Shuping Deng, ONA Opportunity Center Supervisor: What I like about CPC is the variety of work that I can do here. Even though my main duty is overseeing the ONA program, I also get to support CPC's other services and connect with the other Brooklyn Community Center staff, which I'm really grateful for. One of my favorite memories here has been helping to organize the health fair that we hosted last summer. It was the first big event that I got to be a part of at CPC and my first time in an event planner role. I was really afraid of how the day would turn out because there were so many different activities to keep track of. The date that we had picked for the event, which was outdoors, ended up being one of the hottest days of the year. The sun was beating down on us the whole time, and the air felt sticky and humid. A lot of people were even holding up umbrellas because there was no shade. One of the stations we had set up featured a cooler filled with live goldfish for children attending the fair to take home. This turned into a source of stress for me and the other event organizers because of the heat. We had to keep getting cold water from the nearest restroom (all the way on the other side of the field!) to make sure that the poor fish would survive. There was a lot of running back and forth with buckets of water throughout that hectic day. When we were finally wrapping up the fair, the few of us staff members left sat down on a bench to eat because we hadn't had time to before. We were talking about the event and looking through the photos that people had taken. When I saw all those smiles and playful faces in the pictures, everything that we had done suddenly felt so rewarding. I'm really happy to have accomplished that. I will remember that day forever. 

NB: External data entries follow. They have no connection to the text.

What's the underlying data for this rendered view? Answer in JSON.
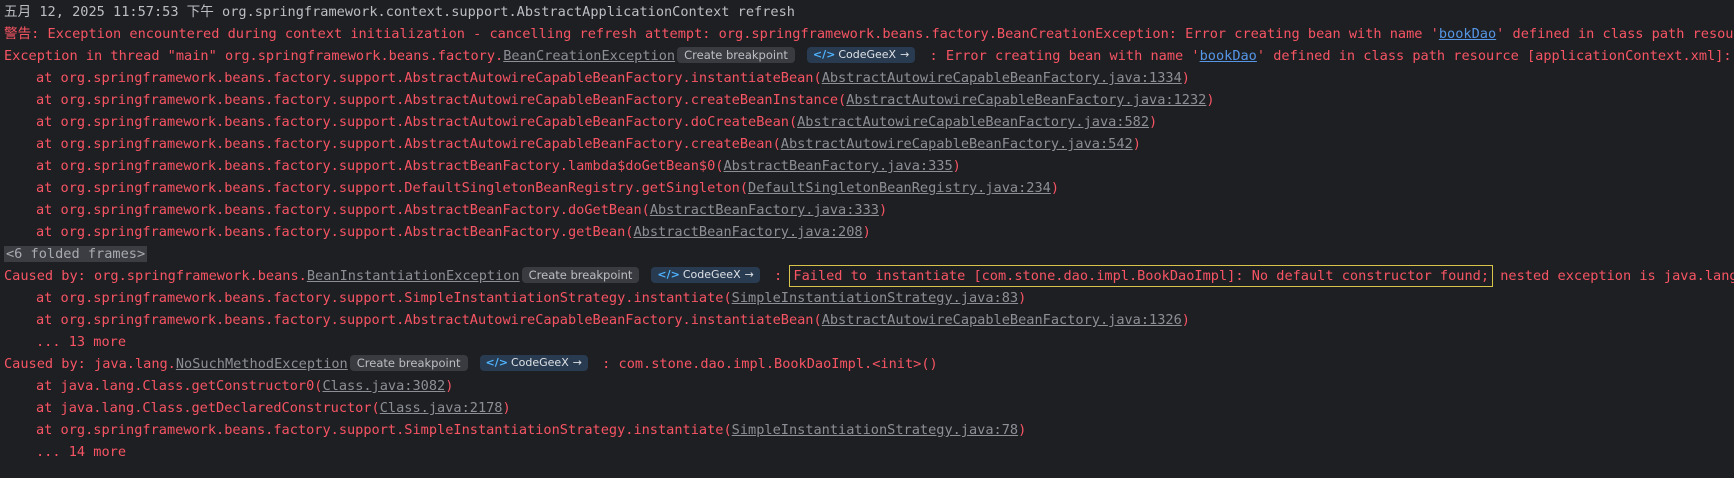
{
  "lines": {
    "l1": "五月 12, 2025 11:57:53 下午 org.springframework.context.support.AbstractApplicationContext refresh",
    "l2_pre": "警告: Exception encountered during context initialization - cancelling refresh attempt: org.springframework.beans.factory.BeanCreationException: Error creating bean with name '",
    "l2_link": "bookDao",
    "l2_post": "' defined in class path resource [applicationContext.xml]",
    "l3_pre": "Exception in thread \"main\" org.springframework.beans.factory.",
    "l3_link": "BeanCreationException",
    "l3_post_pre": " : Error creating bean with name '",
    "l3_link2": "bookDao",
    "l3_post": "' defined in class path resource [applicationContext.xml]: Instantiation of bean failed",
    "s1_pre": "at org.springframework.beans.factory.support.AbstractAutowireCapableBeanFactory.instantiateBean(",
    "s1_link": "AbstractAutowireCapableBeanFactory.java:1334",
    "s2_pre": "at org.springframework.beans.factory.support.AbstractAutowireCapableBeanFactory.createBeanInstance(",
    "s2_link": "AbstractAutowireCapableBeanFactory.java:1232",
    "s3_pre": "at org.springframework.beans.factory.support.AbstractAutowireCapableBeanFactory.doCreateBean(",
    "s3_link": "AbstractAutowireCapableBeanFactory.java:582",
    "s4_pre": "at org.springframework.beans.factory.support.AbstractAutowireCapableBeanFactory.createBean(",
    "s4_link": "AbstractAutowireCapableBeanFactory.java:542",
    "s5_pre": "at org.springframework.beans.factory.support.AbstractBeanFactory.lambda$doGetBean$0(",
    "s5_link": "AbstractBeanFactory.java:335",
    "s6_pre": "at org.springframework.beans.factory.support.DefaultSingletonBeanRegistry.getSingleton(",
    "s6_link": "DefaultSingletonBeanRegistry.java:234",
    "s7_pre": "at org.springframework.beans.factory.support.AbstractBeanFactory.doGetBean(",
    "s7_link": "AbstractBeanFactory.java:333",
    "s8_pre": "at org.springframework.beans.factory.support.AbstractBeanFactory.getBean(",
    "s8_link": "AbstractBeanFactory.java:208",
    "folded": "<6 folded frames>",
    "c1_pre": "Caused by: org.springframework.beans.",
    "c1_link": "BeanInstantiationException",
    "c1_sep": " : ",
    "c1_hl": "Failed to instantiate [com.stone.dao.impl.BookDaoImpl]: No default constructor found;",
    "c1_post": " nested exception is java.lang.NoSuchMethodException",
    "t1_pre": "at org.springframework.beans.factory.support.SimpleInstantiationStrategy.instantiate(",
    "t1_link": "SimpleInstantiationStrategy.java:83",
    "t2_pre": "at org.springframework.beans.factory.support.AbstractAutowireCapableBeanFactory.instantiateBean(",
    "t2_link": "AbstractAutowireCapableBeanFactory.java:1326",
    "more1": "... 13 more",
    "c2_pre": "Caused by: java.lang.",
    "c2_link": "NoSuchMethodException",
    "c2_post": " : com.stone.dao.impl.BookDaoImpl.<init>()",
    "u1_pre": "at java.lang.Class.getConstructor0(",
    "u1_link": "Class.java:3082",
    "u2_pre": "at java.lang.Class.getDeclaredConstructor(",
    "u2_link": "Class.java:2178",
    "u3_pre": "at org.springframework.beans.factory.support.SimpleInstantiationStrategy.instantiate(",
    "u3_link": "SimpleInstantiationStrategy.java:78",
    "more2": "... 14 more"
  },
  "buttons": {
    "create_breakpoint": "Create breakpoint",
    "codegeex": "CodeGeeX"
  },
  "icons": {
    "codegeex": "codegeex-logo-icon",
    "arrow": "arrow-right-icon"
  }
}
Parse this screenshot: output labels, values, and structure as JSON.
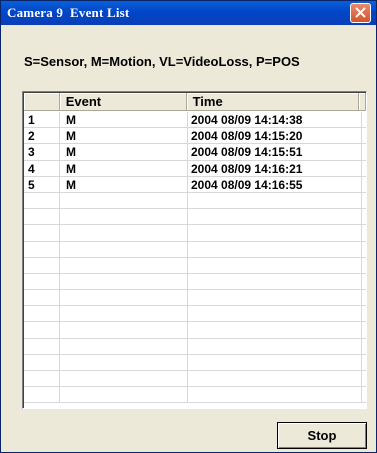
{
  "window": {
    "title": "Camera 9  Event List"
  },
  "legend": "S=Sensor, M=Motion, VL=VideoLoss, P=POS",
  "table": {
    "columns": [
      "",
      "Event",
      "Time"
    ],
    "rows": [
      {
        "num": "1",
        "event": "M",
        "time": "2004 08/09 14:14:38"
      },
      {
        "num": "2",
        "event": "M",
        "time": "2004 08/09 14:15:20"
      },
      {
        "num": "3",
        "event": "M",
        "time": "2004 08/09 14:15:51"
      },
      {
        "num": "4",
        "event": "M",
        "time": "2004 08/09 14:16:21"
      },
      {
        "num": "5",
        "event": "M",
        "time": "2004 08/09 14:16:55"
      }
    ]
  },
  "buttons": {
    "stop_label": "Stop"
  },
  "colors": {
    "titlebar": "#0a3fb8",
    "close_button": "#d2532f",
    "dialog_background": "#ece9d8"
  }
}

Essential workers risk their health and their families’ health to serve others through COVID-19. As New York begins to recover, organizations like CPC will be among the ones helping the hardest hit New Yorkers put their lives back together. Support them here! #AlwaysEssential